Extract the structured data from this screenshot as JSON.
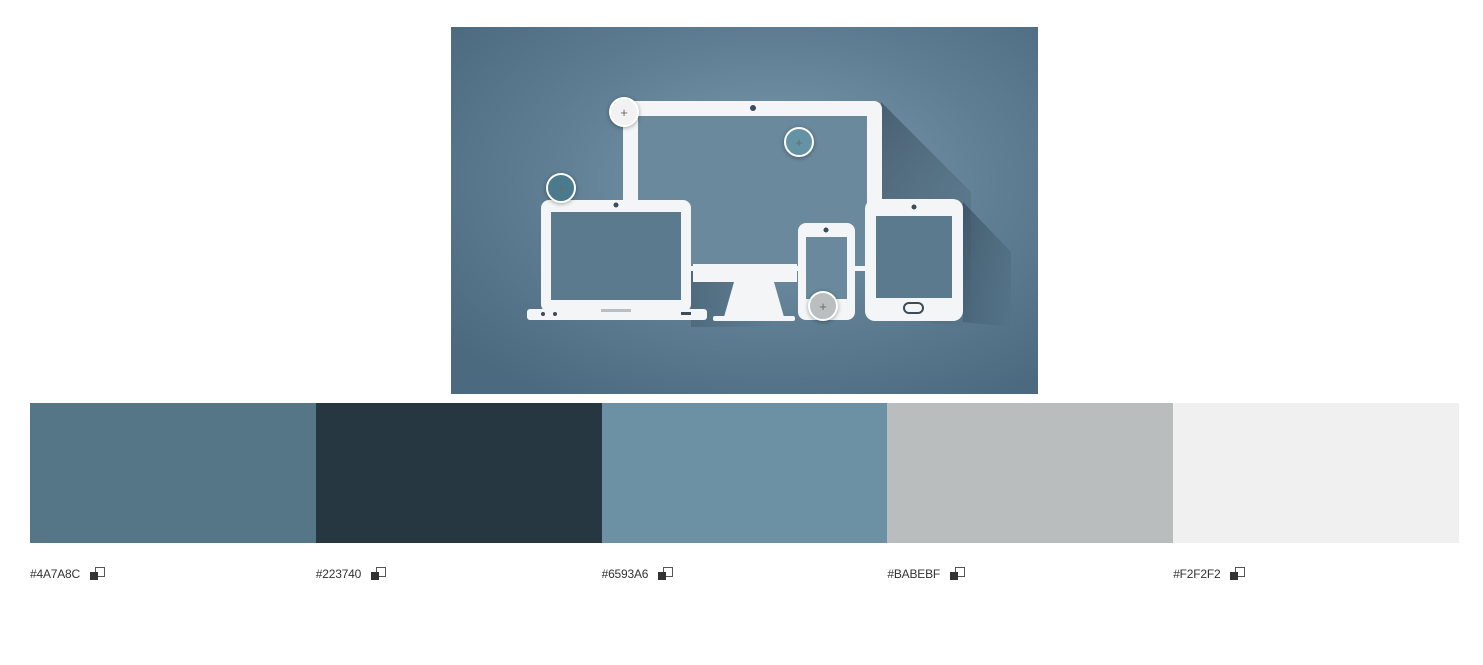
{
  "image": {
    "subject": "responsive-devices-illustration",
    "pickers": [
      {
        "id": "picker-1",
        "glyph": "+",
        "sampled_color": "#F2F2F2"
      },
      {
        "id": "picker-2",
        "glyph": "+",
        "sampled_color": "#6593A6"
      },
      {
        "id": "picker-3",
        "glyph": "+",
        "sampled_color": "#4A7A8C"
      },
      {
        "id": "picker-4",
        "glyph": "+",
        "sampled_color": "#BABEBF"
      }
    ]
  },
  "palette": {
    "swatches": [
      {
        "hex": "#4A7A8C",
        "display_color": "#547686"
      },
      {
        "hex": "#223740",
        "display_color": "#263742"
      },
      {
        "hex": "#6593A6",
        "display_color": "#6d91a4"
      },
      {
        "hex": "#BABEBF",
        "display_color": "#b9bdbe"
      },
      {
        "hex": "#F2F2F2",
        "display_color": "#f0f0f0"
      }
    ],
    "copy_icon": "copy-icon"
  }
}
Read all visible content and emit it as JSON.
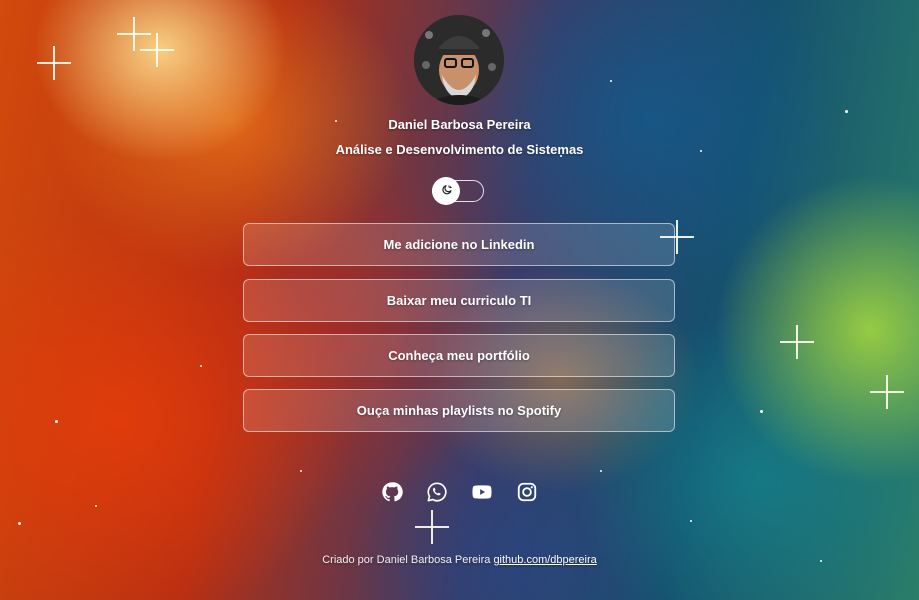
{
  "profile": {
    "name": "Daniel Barbosa Pereira",
    "role": "Análise e Desenvolvimento de Sistemas"
  },
  "theme_toggle": {
    "icon": "moon-sun-icon",
    "state": "off"
  },
  "links": [
    {
      "label": "Me adicione no Linkedin"
    },
    {
      "label": "Baixar meu curriculo TI"
    },
    {
      "label": "Conheça meu portfólio"
    },
    {
      "label": "Ouça minhas playlists no Spotify"
    }
  ],
  "socials": [
    {
      "icon": "github-icon"
    },
    {
      "icon": "whatsapp-icon"
    },
    {
      "icon": "youtube-icon"
    },
    {
      "icon": "instagram-icon"
    }
  ],
  "footer": {
    "text": "Criado por Daniel Barbosa Pereira",
    "link_text": "github.com/dbpereira"
  },
  "colors": {
    "text": "#ffffff",
    "button_border": "rgba(255,255,255,0.55)",
    "button_fill": "rgba(255,255,255,0.14)"
  }
}
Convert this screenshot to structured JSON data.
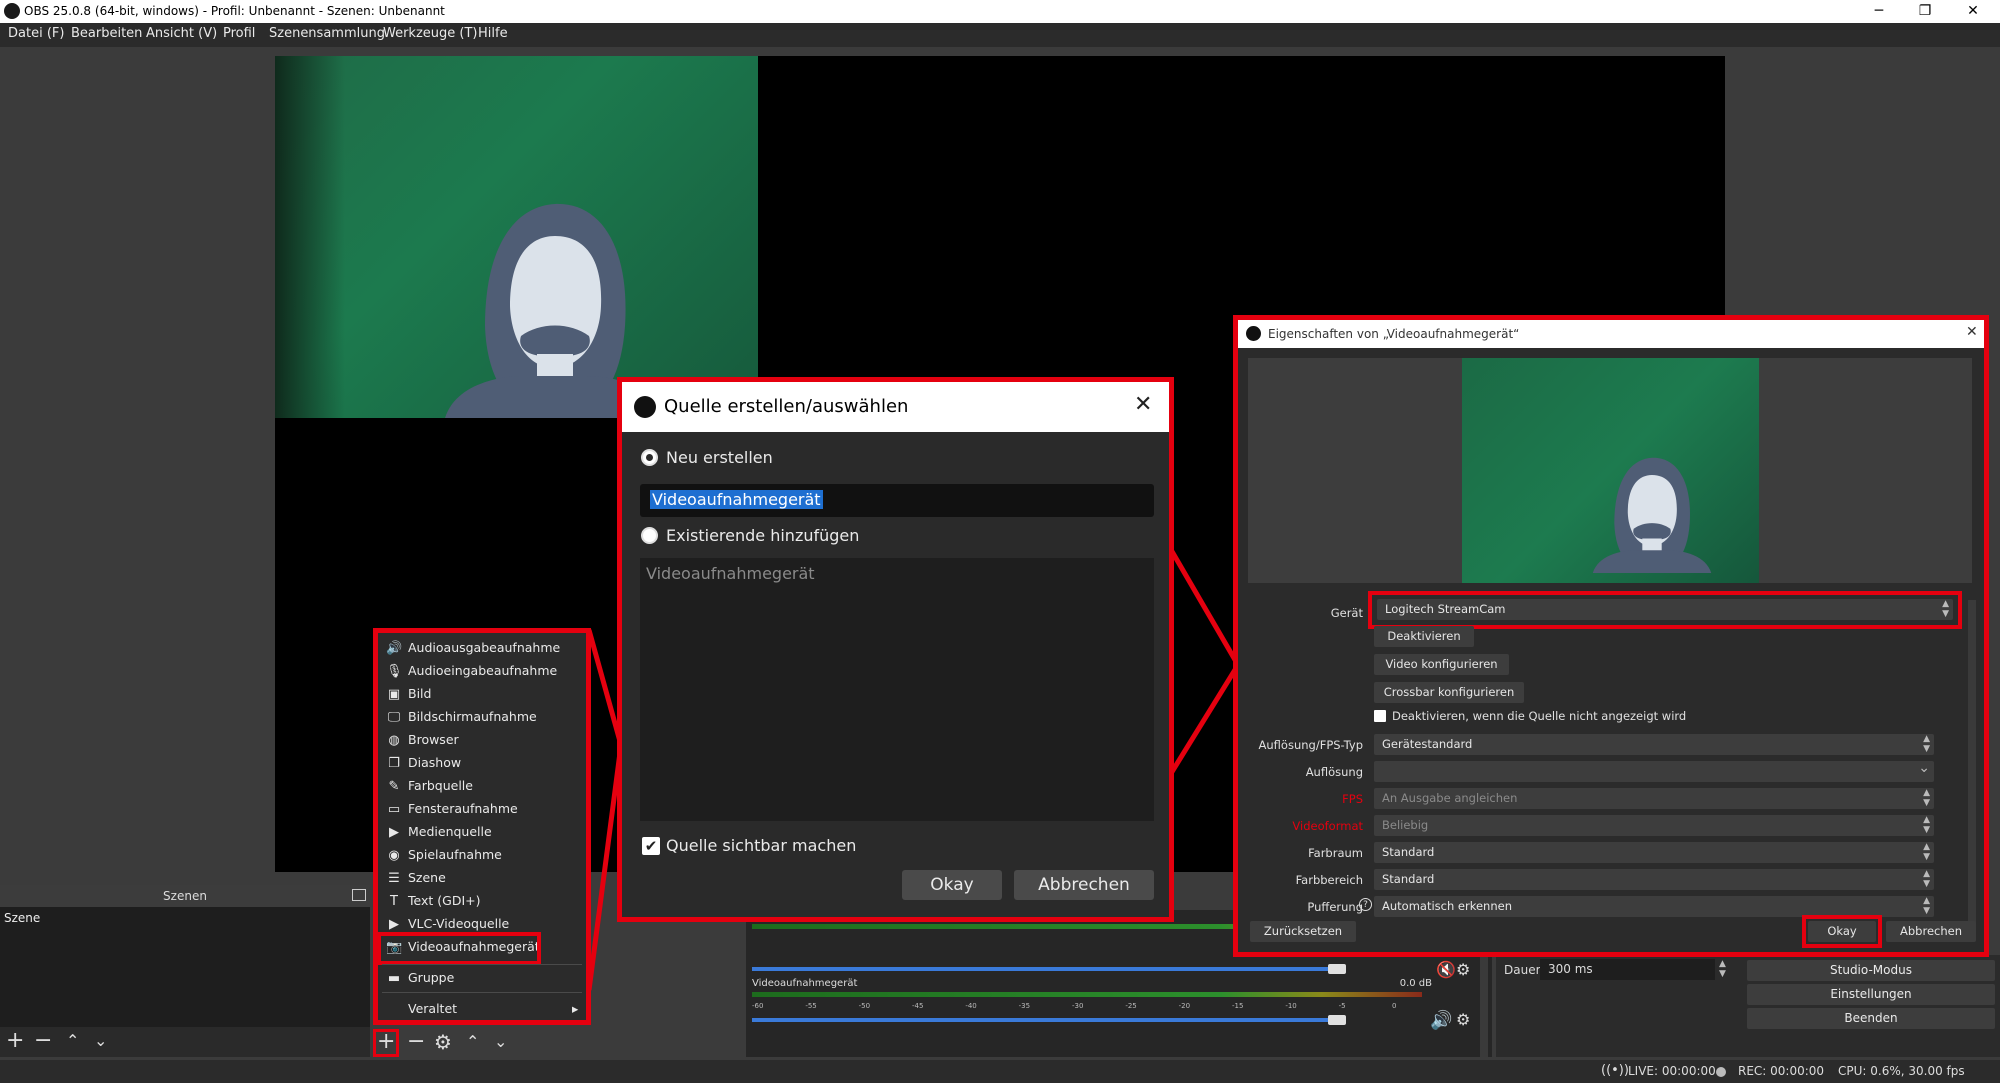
{
  "window": {
    "title": "OBS 25.0.8 (64-bit, windows) - Profil: Unbenannt - Szenen: Unbenannt",
    "minimize": "─",
    "restore": "❐",
    "close": "✕"
  },
  "menu": {
    "items": [
      {
        "label": "Datei (F)"
      },
      {
        "label": "Bearbeiten"
      },
      {
        "label": "Ansicht (V)"
      },
      {
        "label": "Profil"
      },
      {
        "label": "Szenensammlung"
      },
      {
        "label": "Werkzeuge (T)"
      },
      {
        "label": "Hilfe"
      }
    ]
  },
  "scenes": {
    "header": "Szenen",
    "items": [
      "Szene"
    ]
  },
  "source_menu": {
    "items": [
      {
        "icon": "speaker-icon",
        "glyph": "🔊",
        "label": "Audioausgabeaufnahme"
      },
      {
        "icon": "microphone-icon",
        "glyph": "🎙",
        "label": "Audioeingabeaufnahme"
      },
      {
        "icon": "image-icon",
        "glyph": "▣",
        "label": "Bild"
      },
      {
        "icon": "monitor-icon",
        "glyph": "🖵",
        "label": "Bildschirmaufnahme"
      },
      {
        "icon": "globe-icon",
        "glyph": "◍",
        "label": "Browser"
      },
      {
        "icon": "slideshow-icon",
        "glyph": "❐",
        "label": "Diashow"
      },
      {
        "icon": "brush-icon",
        "glyph": "✎",
        "label": "Farbquelle"
      },
      {
        "icon": "window-icon",
        "glyph": "▭",
        "label": "Fensteraufnahme"
      },
      {
        "icon": "play-icon",
        "glyph": "▶",
        "label": "Medienquelle"
      },
      {
        "icon": "gamepad-icon",
        "glyph": "◉",
        "label": "Spielaufnahme"
      },
      {
        "icon": "list-icon",
        "glyph": "☰",
        "label": "Szene"
      },
      {
        "icon": "text-icon",
        "glyph": "T",
        "label": "Text (GDI+)"
      },
      {
        "icon": "play-icon",
        "glyph": "▶",
        "label": "VLC-Videoquelle"
      },
      {
        "icon": "camera-icon",
        "glyph": "📷",
        "label": "Videoaufnahmegerät"
      }
    ],
    "group": {
      "icon": "folder-icon",
      "glyph": "▬",
      "label": "Gruppe"
    },
    "deprecated": {
      "label": "Veraltet",
      "arrow": "▸"
    }
  },
  "create_dialog": {
    "title": "Quelle erstellen/auswählen",
    "option_new": "Neu erstellen",
    "name_value": "Videoaufnahmegerät",
    "option_existing": "Existierende hinzufügen",
    "existing_placeholder": "Videoaufnahmegerät",
    "visible_checkbox": "Quelle sichtbar machen",
    "ok": "Okay",
    "cancel": "Abbrechen"
  },
  "props_dialog": {
    "title": "Eigenschaften von „Videoaufnahmegerät“",
    "device_label": "Gerät",
    "device_value": "Logitech StreamCam",
    "deactivate_btn": "Deaktivieren",
    "configure_video_btn": "Video konfigurieren",
    "configure_crossbar_btn": "Crossbar konfigurieren",
    "deactivate_hidden_checkbox": "Deaktivieren, wenn die Quelle nicht angezeigt wird",
    "fields": [
      {
        "label": "Auflösung/FPS-Typ",
        "value": "Gerätestandard",
        "dim": false,
        "label_color": "#e0e0e0",
        "control": "spin"
      },
      {
        "label": "Auflösung",
        "value": "",
        "dim": false,
        "label_color": "#e0e0e0",
        "control": "chevron"
      },
      {
        "label": "FPS",
        "value": "An Ausgabe angleichen",
        "dim": true,
        "label_color": "#e5000f",
        "control": "spin"
      },
      {
        "label": "Videoformat",
        "value": "Beliebig",
        "dim": true,
        "label_color": "#e5000f",
        "control": "spin"
      },
      {
        "label": "Farbraum",
        "value": "Standard",
        "dim": false,
        "label_color": "#e0e0e0",
        "control": "spin"
      },
      {
        "label": "Farbbereich",
        "value": "Standard",
        "dim": false,
        "label_color": "#e0e0e0",
        "control": "spin"
      },
      {
        "label": "Pufferung",
        "value": "Automatisch erkennen",
        "dim": false,
        "label_color": "#e0e0e0",
        "control": "spin"
      }
    ],
    "reset": "Zurücksetzen",
    "ok": "Okay",
    "cancel": "Abbrechen"
  },
  "mixer": {
    "channels": [
      {
        "name": "",
        "level": "",
        "volume": 0.86
      },
      {
        "name": "Videoaufnahmegerät",
        "level": "0.0 dB",
        "volume": 0.86
      }
    ],
    "scale": [
      "-60",
      "-55",
      "-50",
      "-45",
      "-40",
      "-35",
      "-30",
      "-25",
      "-20",
      "-15",
      "-10",
      "-5",
      "0"
    ]
  },
  "transitions": {
    "duration_label": "Dauer",
    "duration_value": "300 ms"
  },
  "controls": {
    "studio_mode": "Studio-Modus",
    "settings": "Einstellungen",
    "exit": "Beenden"
  },
  "status": {
    "live": "LIVE: 00:00:00",
    "rec": "REC: 00:00:00",
    "cpu": "CPU: 0.6%, 30.00 fps"
  },
  "colors": {
    "accent_red": "#e5000f",
    "selection_blue": "#1e6fd1",
    "chroma_green": "#1c7a4e"
  }
}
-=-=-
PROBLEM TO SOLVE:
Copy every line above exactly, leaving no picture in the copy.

TASK ANSWER:
Extract the structured data from this screenshot as JSON.
{
  "image": {
    "subject": "responsive-devices-illustration",
    "pickers": [
      {
        "id": "picker-1",
        "glyph": "+",
        "sampled_color": "#F2F2F2"
      },
      {
        "id": "picker-2",
        "glyph": "+",
        "sampled_color": "#6593A6"
      },
      {
        "id": "picker-3",
        "glyph": "+",
        "sampled_color": "#4A7A8C"
      },
      {
        "id": "picker-4",
        "glyph": "+",
        "sampled_color": "#BABEBF"
      }
    ]
  },
  "palette": {
    "swatches": [
      {
        "hex": "#4A7A8C",
        "display_color": "#547686"
      },
      {
        "hex": "#223740",
        "display_color": "#263742"
      },
      {
        "hex": "#6593A6",
        "display_color": "#6d91a4"
      },
      {
        "hex": "#BABEBF",
        "display_color": "#b9bdbe"
      },
      {
        "hex": "#F2F2F2",
        "display_color": "#f0f0f0"
      }
    ],
    "copy_icon": "copy-icon"
  }
}
Read all visible content and emit it as JSON.
{
  "profile": {
    "name": "Daniel Barbosa Pereira",
    "role": "Análise e Desenvolvimento de Sistemas"
  },
  "theme_toggle": {
    "icon": "moon-sun-icon",
    "state": "off"
  },
  "links": [
    {
      "label": "Me adicione no Linkedin"
    },
    {
      "label": "Baixar meu curriculo TI"
    },
    {
      "label": "Conheça meu portfólio"
    },
    {
      "label": "Ouça minhas playlists no Spotify"
    }
  ],
  "socials": [
    {
      "icon": "github-icon"
    },
    {
      "icon": "whatsapp-icon"
    },
    {
      "icon": "youtube-icon"
    },
    {
      "icon": "instagram-icon"
    }
  ],
  "footer": {
    "text": "Criado por Daniel Barbosa Pereira",
    "link_text": "github.com/dbpereira"
  },
  "colors": {
    "text": "#ffffff",
    "button_border": "rgba(255,255,255,0.55)",
    "button_fill": "rgba(255,255,255,0.14)"
  }
}
Convert this screenshot to structured JSON data.
{
  "window": {
    "title": "OBS 25.0.8 (64-bit, windows) - Profil: Unbenannt - Szenen: Unbenannt",
    "minimize": "─",
    "restore": "❐",
    "close": "✕"
  },
  "menu": {
    "items": [
      {
        "label": "Datei (F)"
      },
      {
        "label": "Bearbeiten"
      },
      {
        "label": "Ansicht (V)"
      },
      {
        "label": "Profil"
      },
      {
        "label": "Szenensammlung"
      },
      {
        "label": "Werkzeuge (T)"
      },
      {
        "label": "Hilfe"
      }
    ]
  },
  "scenes": {
    "header": "Szenen",
    "items": [
      "Szene"
    ]
  },
  "source_menu": {
    "items": [
      {
        "icon": "speaker-icon",
        "glyph": "🔊",
        "label": "Audioausgabeaufnahme"
      },
      {
        "icon": "microphone-icon",
        "glyph": "🎙",
        "label": "Audioeingabeaufnahme"
      },
      {
        "icon": "image-icon",
        "glyph": "▣",
        "label": "Bild"
      },
      {
        "icon": "monitor-icon",
        "glyph": "🖵",
        "label": "Bildschirmaufnahme"
      },
      {
        "icon": "globe-icon",
        "glyph": "◍",
        "label": "Browser"
      },
      {
        "icon": "slideshow-icon",
        "glyph": "❐",
        "label": "Diashow"
      },
      {
        "icon": "brush-icon",
        "glyph": "✎",
        "label": "Farbquelle"
      },
      {
        "icon": "window-icon",
        "glyph": "▭",
        "label": "Fensteraufnahme"
      },
      {
        "icon": "play-icon",
        "glyph": "▶",
        "label": "Medienquelle"
      },
      {
        "icon": "gamepad-icon",
        "glyph": "◉",
        "label": "Spielaufnahme"
      },
      {
        "icon": "list-icon",
        "glyph": "☰",
        "label": "Szene"
      },
      {
        "icon": "text-icon",
        "glyph": "T",
        "label": "Text (GDI+)"
      },
      {
        "icon": "play-icon",
        "glyph": "▶",
        "label": "VLC-Videoquelle"
      },
      {
        "icon": "camera-icon",
        "glyph": "📷",
        "label": "Videoaufnahmegerät"
      }
    ],
    "group": {
      "icon": "folder-icon",
      "glyph": "▬",
      "label": "Gruppe"
    },
    "deprecated": {
      "label": "Veraltet",
      "arrow": "▸"
    }
  },
  "create_dialog": {
    "title": "Quelle erstellen/auswählen",
    "option_new": "Neu erstellen",
    "name_value": "Videoaufnahmegerät",
    "option_existing": "Existierende hinzufügen",
    "existing_placeholder": "Videoaufnahmegerät",
    "visible_checkbox": "Quelle sichtbar machen",
    "ok": "Okay",
    "cancel": "Abbrechen"
  },
  "props_dialog": {
    "title": "Eigenschaften von „Videoaufnahmegerät“",
    "device_label": "Gerät",
    "device_value": "Logitech StreamCam",
    "deactivate_btn": "Deaktivieren",
    "configure_video_btn": "Video konfigurieren",
    "configure_crossbar_btn": "Crossbar konfigurieren",
    "deactivate_hidden_checkbox": "Deaktivieren, wenn die Quelle nicht angezeigt wird",
    "fields": [
      {
        "label": "Auflösung/FPS-Typ",
        "value": "Gerätestandard",
        "dim": false,
        "label_color": "#e0e0e0",
        "control": "spin"
      },
      {
        "label": "Auflösung",
        "value": "",
        "dim": false,
        "label_color": "#e0e0e0",
        "control": "chevron"
      },
      {
        "label": "FPS",
        "value": "An Ausgabe angleichen",
        "dim": true,
        "label_color": "#e5000f",
        "control": "spin"
      },
      {
        "label": "Videoformat",
        "value": "Beliebig",
        "dim": true,
        "label_color": "#e5000f",
        "control": "spin"
      },
      {
        "label": "Farbraum",
        "value": "Standard",
        "dim": false,
        "label_color": "#e0e0e0",
        "control": "spin"
      },
      {
        "label": "Farbbereich",
        "value": "Standard",
        "dim": false,
        "label_color": "#e0e0e0",
        "control": "spin"
      },
      {
        "label": "Pufferung",
        "value": "Automatisch erkennen",
        "dim": false,
        "label_color": "#e0e0e0",
        "control": "spin"
      }
    ],
    "reset": "Zurücksetzen",
    "ok": "Okay",
    "cancel": "Abbrechen"
  },
  "mixer": {
    "channels": [
      {
        "name": "",
        "level": "",
        "volume": 0.86
      },
      {
        "name": "Videoaufnahmegerät",
        "level": "0.0 dB",
        "volume": 0.86
      }
    ],
    "scale": [
      "-60",
      "-55",
      "-50",
      "-45",
      "-40",
      "-35",
      "-30",
      "-25",
      "-20",
      "-15",
      "-10",
      "-5",
      "0"
    ]
  },
  "transitions": {
    "duration_label": "Dauer",
    "duration_value": "300 ms"
  },
  "controls": {
    "studio_mode": "Studio-Modus",
    "settings": "Einstellungen",
    "exit": "Beenden"
  },
  "status": {
    "live": "LIVE: 00:00:00",
    "rec": "REC: 00:00:00",
    "cpu": "CPU: 0.6%, 30.00 fps"
  },
  "colors": {
    "accent_red": "#e5000f",
    "selection_blue": "#1e6fd1",
    "chroma_green": "#1c7a4e"
  }
}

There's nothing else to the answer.